NasonMoretti glassware is handblown in Murano, Italy. Here, a set of six Idra water glasses, $300.
Honeycomb-patterned acrylic tumblers by Mario Luca Giusti, $20 each.
TableArt's new location is 2,800 square feet, 1,100 square feet larger than its former storefront a block east.
Shop interiors include chandeliers available for purchase, such as a $52,000 Saint-Louis confection of cut glass at the entrance (left).
Freestanding tables dotted around the shop display inspirational place settings.
French porcelain from JL Coquet can be special-ordered in 13 colors. Hemisphere pattern prices range from $67 for a side plate to $172 for a charger.
Haviland & Co. Limoges porcelain is one of a handful of lines that have been expanded in the new store. Here, the Syracuse Rose pattern, $890 for a five-piece setting.
French ceramicist Sylvie Saint-André Perrin tints clays with oxides to create one-of-a-kind marbelized dishware. Prices begin at $155 for a bowl.
TableArt's ingenious cutlery display on wall-mounted boards was inspired by a similar setup owner Walter Lowry saw in Europe.
The boutique's back wall is devoted to a hanging display of ever-changing table linens.

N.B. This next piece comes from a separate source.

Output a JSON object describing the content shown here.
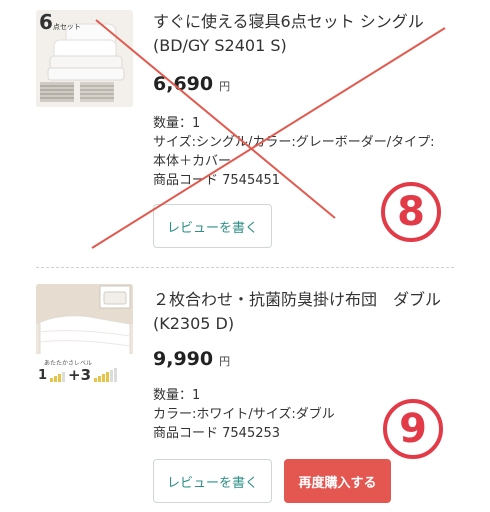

Perhaps TableArt's signature piece is the brilliant--and brilliantly priced--house label tumbler of mouth-blown glass. In two sizes, 12 ounces ($12) and 16 ounces ($14), it is available in 14 hues.